Where an entry contains an image, leave the image out; restate everything else exactly.

┌─ Extracted material

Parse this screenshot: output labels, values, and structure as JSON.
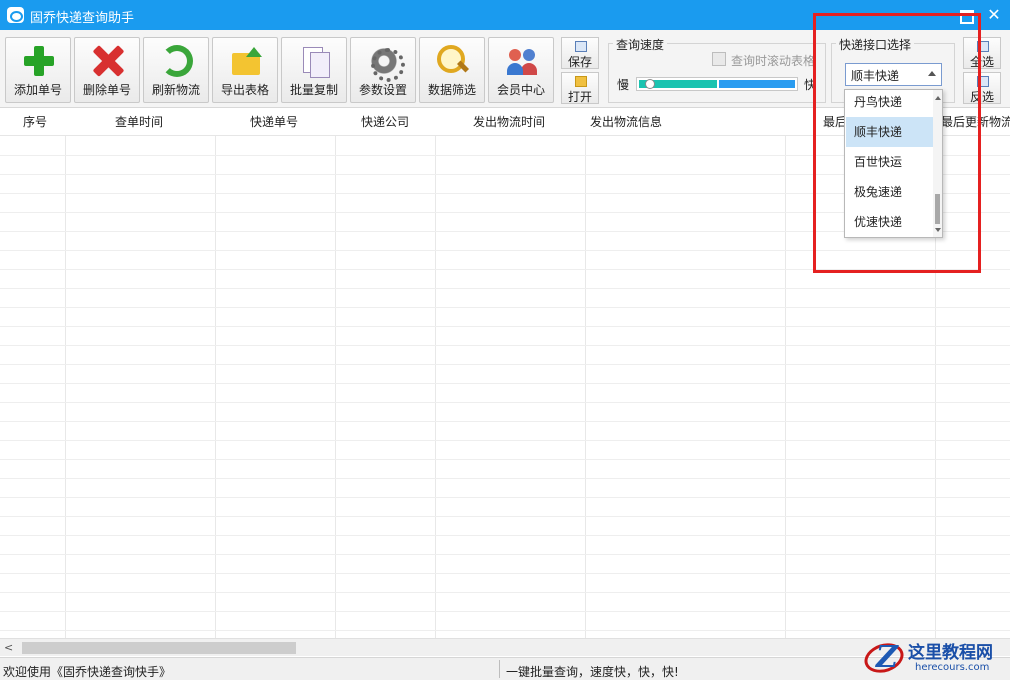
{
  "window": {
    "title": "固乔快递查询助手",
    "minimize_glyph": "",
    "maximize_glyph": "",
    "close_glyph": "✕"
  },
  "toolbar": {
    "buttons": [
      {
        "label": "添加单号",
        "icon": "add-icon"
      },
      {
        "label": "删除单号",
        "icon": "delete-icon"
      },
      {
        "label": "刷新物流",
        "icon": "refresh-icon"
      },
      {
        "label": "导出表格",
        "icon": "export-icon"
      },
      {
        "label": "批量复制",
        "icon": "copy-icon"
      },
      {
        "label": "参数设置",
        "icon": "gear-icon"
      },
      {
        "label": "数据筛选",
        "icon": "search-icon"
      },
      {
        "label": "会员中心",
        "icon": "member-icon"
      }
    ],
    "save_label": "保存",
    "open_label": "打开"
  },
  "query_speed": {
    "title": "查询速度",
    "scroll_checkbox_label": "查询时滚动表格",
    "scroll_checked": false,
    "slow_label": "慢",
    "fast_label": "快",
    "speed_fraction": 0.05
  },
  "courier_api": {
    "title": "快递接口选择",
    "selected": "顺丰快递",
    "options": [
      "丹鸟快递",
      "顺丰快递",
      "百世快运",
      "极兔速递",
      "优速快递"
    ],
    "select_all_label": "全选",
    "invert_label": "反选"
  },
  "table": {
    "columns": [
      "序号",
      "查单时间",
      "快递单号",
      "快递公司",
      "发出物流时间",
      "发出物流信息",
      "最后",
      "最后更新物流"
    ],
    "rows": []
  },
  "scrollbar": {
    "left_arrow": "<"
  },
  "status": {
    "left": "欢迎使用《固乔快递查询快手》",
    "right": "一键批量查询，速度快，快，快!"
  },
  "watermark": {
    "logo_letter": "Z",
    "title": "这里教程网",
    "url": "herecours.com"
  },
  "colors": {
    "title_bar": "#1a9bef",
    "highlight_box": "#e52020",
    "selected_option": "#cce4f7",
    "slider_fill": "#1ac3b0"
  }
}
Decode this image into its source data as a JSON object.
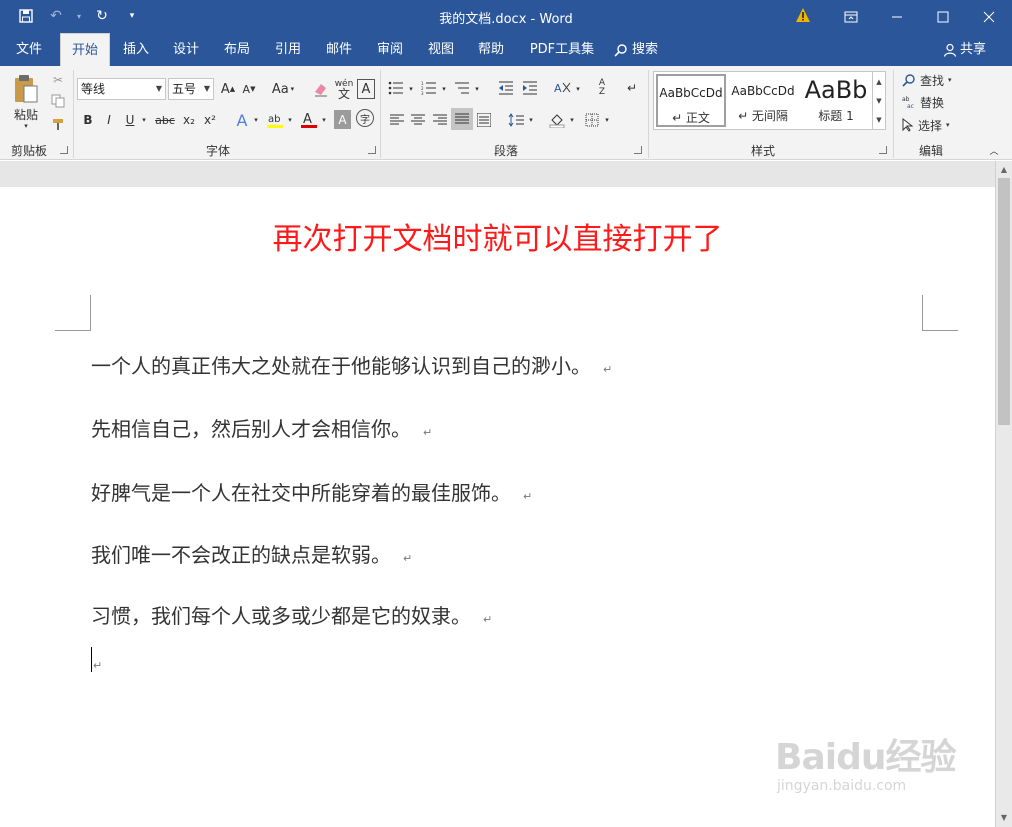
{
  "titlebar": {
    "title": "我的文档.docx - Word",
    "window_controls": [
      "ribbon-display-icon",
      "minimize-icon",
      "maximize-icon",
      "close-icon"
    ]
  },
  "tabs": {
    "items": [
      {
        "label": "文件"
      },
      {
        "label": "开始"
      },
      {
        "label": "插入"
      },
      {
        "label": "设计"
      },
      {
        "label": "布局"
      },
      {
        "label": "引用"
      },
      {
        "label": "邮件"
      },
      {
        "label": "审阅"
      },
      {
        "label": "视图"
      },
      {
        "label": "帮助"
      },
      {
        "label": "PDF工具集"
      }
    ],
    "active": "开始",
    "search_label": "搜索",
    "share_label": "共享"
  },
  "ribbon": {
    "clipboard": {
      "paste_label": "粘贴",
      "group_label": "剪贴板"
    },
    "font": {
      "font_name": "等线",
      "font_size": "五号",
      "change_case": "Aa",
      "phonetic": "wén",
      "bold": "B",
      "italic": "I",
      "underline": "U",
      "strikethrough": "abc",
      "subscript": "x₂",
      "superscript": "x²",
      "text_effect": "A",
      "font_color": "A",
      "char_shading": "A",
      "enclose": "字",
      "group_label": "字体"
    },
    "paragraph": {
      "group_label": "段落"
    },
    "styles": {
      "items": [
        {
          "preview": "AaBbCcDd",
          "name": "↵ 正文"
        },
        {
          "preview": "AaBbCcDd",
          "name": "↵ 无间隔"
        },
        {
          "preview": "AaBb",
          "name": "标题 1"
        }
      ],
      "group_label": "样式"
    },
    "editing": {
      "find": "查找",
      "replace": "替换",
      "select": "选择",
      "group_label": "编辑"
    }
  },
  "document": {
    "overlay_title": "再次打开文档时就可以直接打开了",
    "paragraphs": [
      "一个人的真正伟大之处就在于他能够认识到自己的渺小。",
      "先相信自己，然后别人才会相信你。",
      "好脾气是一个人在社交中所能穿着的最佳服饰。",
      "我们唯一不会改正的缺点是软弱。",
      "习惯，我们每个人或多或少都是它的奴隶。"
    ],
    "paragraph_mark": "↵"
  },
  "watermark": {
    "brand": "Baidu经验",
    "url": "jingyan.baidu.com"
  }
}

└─

**Exercise output:**
Parse this screenshot: output labels, values, and structure as JSON.
{
  "window": {
    "title": "固乔快递查询助手",
    "minimize_glyph": "",
    "maximize_glyph": "",
    "close_glyph": "✕"
  },
  "toolbar": {
    "buttons": [
      {
        "label": "添加单号",
        "icon": "add-icon"
      },
      {
        "label": "删除单号",
        "icon": "delete-icon"
      },
      {
        "label": "刷新物流",
        "icon": "refresh-icon"
      },
      {
        "label": "导出表格",
        "icon": "export-icon"
      },
      {
        "label": "批量复制",
        "icon": "copy-icon"
      },
      {
        "label": "参数设置",
        "icon": "gear-icon"
      },
      {
        "label": "数据筛选",
        "icon": "search-icon"
      },
      {
        "label": "会员中心",
        "icon": "member-icon"
      }
    ],
    "save_label": "保存",
    "open_label": "打开"
  },
  "query_speed": {
    "title": "查询速度",
    "scroll_checkbox_label": "查询时滚动表格",
    "scroll_checked": false,
    "slow_label": "慢",
    "fast_label": "快",
    "speed_fraction": 0.05
  },
  "courier_api": {
    "title": "快递接口选择",
    "selected": "顺丰快递",
    "options": [
      "丹鸟快递",
      "顺丰快递",
      "百世快运",
      "极兔速递",
      "优速快递"
    ],
    "select_all_label": "全选",
    "invert_label": "反选"
  },
  "table": {
    "columns": [
      "序号",
      "查单时间",
      "快递单号",
      "快递公司",
      "发出物流时间",
      "发出物流信息",
      "最后",
      "最后更新物流"
    ],
    "rows": []
  },
  "scrollbar": {
    "left_arrow": "<"
  },
  "status": {
    "left": "欢迎使用《固乔快递查询快手》",
    "right": "一键批量查询，速度快，快，快!"
  },
  "watermark": {
    "logo_letter": "Z",
    "title": "这里教程网",
    "url": "herecours.com"
  },
  "colors": {
    "title_bar": "#1a9bef",
    "highlight_box": "#e52020",
    "selected_option": "#cce4f7",
    "slider_fill": "#1ac3b0"
  }
}
Decode this image into its source data as a JSON object.
{
  "titlebar": {
    "title": "我的文档.docx - Word",
    "window_controls": [
      "ribbon-display-icon",
      "minimize-icon",
      "maximize-icon",
      "close-icon"
    ]
  },
  "tabs": {
    "items": [
      {
        "label": "文件"
      },
      {
        "label": "开始"
      },
      {
        "label": "插入"
      },
      {
        "label": "设计"
      },
      {
        "label": "布局"
      },
      {
        "label": "引用"
      },
      {
        "label": "邮件"
      },
      {
        "label": "审阅"
      },
      {
        "label": "视图"
      },
      {
        "label": "帮助"
      },
      {
        "label": "PDF工具集"
      }
    ],
    "active": "开始",
    "search_label": "搜索",
    "share_label": "共享"
  },
  "ribbon": {
    "clipboard": {
      "paste_label": "粘贴",
      "group_label": "剪贴板"
    },
    "font": {
      "font_name": "等线",
      "font_size": "五号",
      "change_case": "Aa",
      "phonetic": "wén",
      "bold": "B",
      "italic": "I",
      "underline": "U",
      "strikethrough": "abc",
      "subscript": "x₂",
      "superscript": "x²",
      "text_effect": "A",
      "font_color": "A",
      "char_shading": "A",
      "enclose": "字",
      "group_label": "字体"
    },
    "paragraph": {
      "group_label": "段落"
    },
    "styles": {
      "items": [
        {
          "preview": "AaBbCcDd",
          "name": "↵ 正文"
        },
        {
          "preview": "AaBbCcDd",
          "name": "↵ 无间隔"
        },
        {
          "preview": "AaBb",
          "name": "标题 1"
        }
      ],
      "group_label": "样式"
    },
    "editing": {
      "find": "查找",
      "replace": "替换",
      "select": "选择",
      "group_label": "编辑"
    }
  },
  "document": {
    "overlay_title": "再次打开文档时就可以直接打开了",
    "paragraphs": [
      "一个人的真正伟大之处就在于他能够认识到自己的渺小。",
      "先相信自己，然后别人才会相信你。",
      "好脾气是一个人在社交中所能穿着的最佳服饰。",
      "我们唯一不会改正的缺点是软弱。",
      "习惯，我们每个人或多或少都是它的奴隶。"
    ],
    "paragraph_mark": "↵"
  },
  "watermark": {
    "brand": "Baidu经验",
    "url": "jingyan.baidu.com"
  }
}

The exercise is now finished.